By Diane Doris
The Kenyan justice system has been ranked the world’s worst in dealing with womens’ rights, going by a recent judgment in which the Judge was rebuked for ‘mocking’ a rape victim. This was earned after a Malindi High Court judge, Justice Said Juma Chitembwe set aside a 20 year jail sentence that was handed to Martin Charo, 24 who was convicted after defiling a girl between December 2011 and January 2012 in Kilifi County. The ruling sparked interest and was mentioned during the Gender Justice Uncensored awards and bagged the Golden Bludgeon Award.
According to the Criminal Appeal 32 of 2015, Mr Charo allegedly defiled a fourteen year old girl between 2nd December 2011 and 3rd January 2012. The complainant, a 14 year old class six pupil on 2nd January was accompanied by her siblings to the beach and she later on left them to join Mr. Charo at his house. Her brother went to Mr. Charo’s house to ask her to leave but he claimed that she was not there. They then escaped and went to Charo’s parents’ home, where they stayed for 3 days and engaged in sexual intercourse after which the complainant went home. She notified her father of where she had been and was taken to the police station and later hospital. She admitted to knowing the appellant (Mr. Charo) as he lived close by and had gone to have sex with him.
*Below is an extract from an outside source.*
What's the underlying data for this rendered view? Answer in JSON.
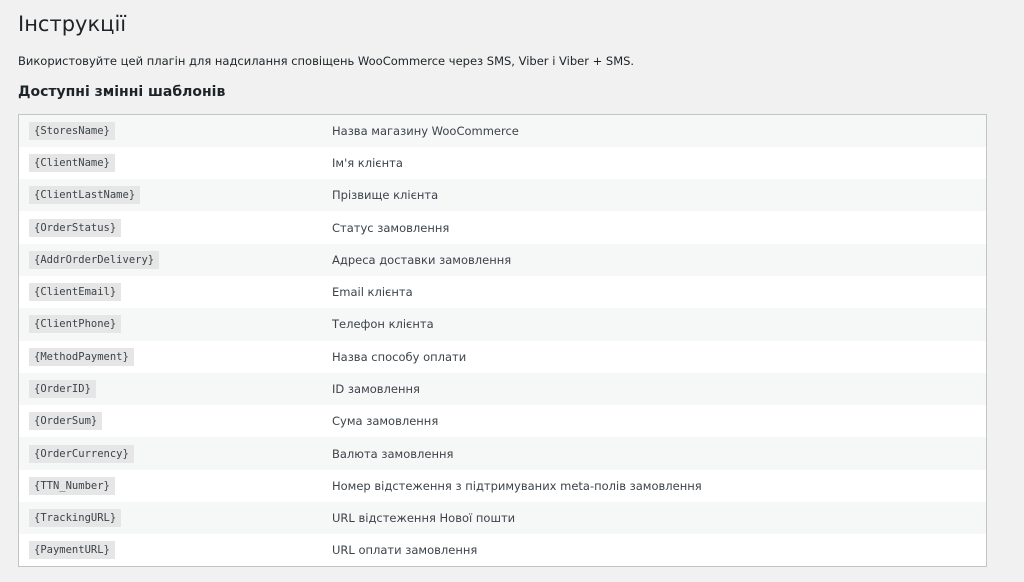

The Sexual Offences Act Section 8 (1) (3) states that a person who commits an offence of defilement with a child between the age of twelve and fifteen years is liable upon conviction to imprisonment for a term of not less than twenty years. Justice Chitembwe acknowledged the clause but still withdrew the 20-year jail term. He clearly stated that, “the complainant was behaving like a full grown lady who was engaging and enjoying sex with men”. The judge explained that it is unfair to have the appellant serve 20 years behind bars yet the minor was after sex from him. He also expressed that conviction should only occur if there is proof of defilement.
The judge’s ruling is contrary to the Sexual Offences Act which states that “A child below 18 years cannot give consent to sexual intercourse”. The Daily Nation reported that the Women’s Link Worldwide criticized the decision declaring that he set “a dangerous precedent assuming that girls who consent to sex before age 18 should not be afforded special protections provided to children and suggests that girls who do not report sexual violence immediately after the incident may be lying,”.
Justice Chitembwe’s ruling has brought to light issues of moral decadence and aversion of the law of the land. It threatens to sweep away gains made in law, like the Sexual Offences Act which have become the building block in protecting women and girls against predatory and repugnant behaviors.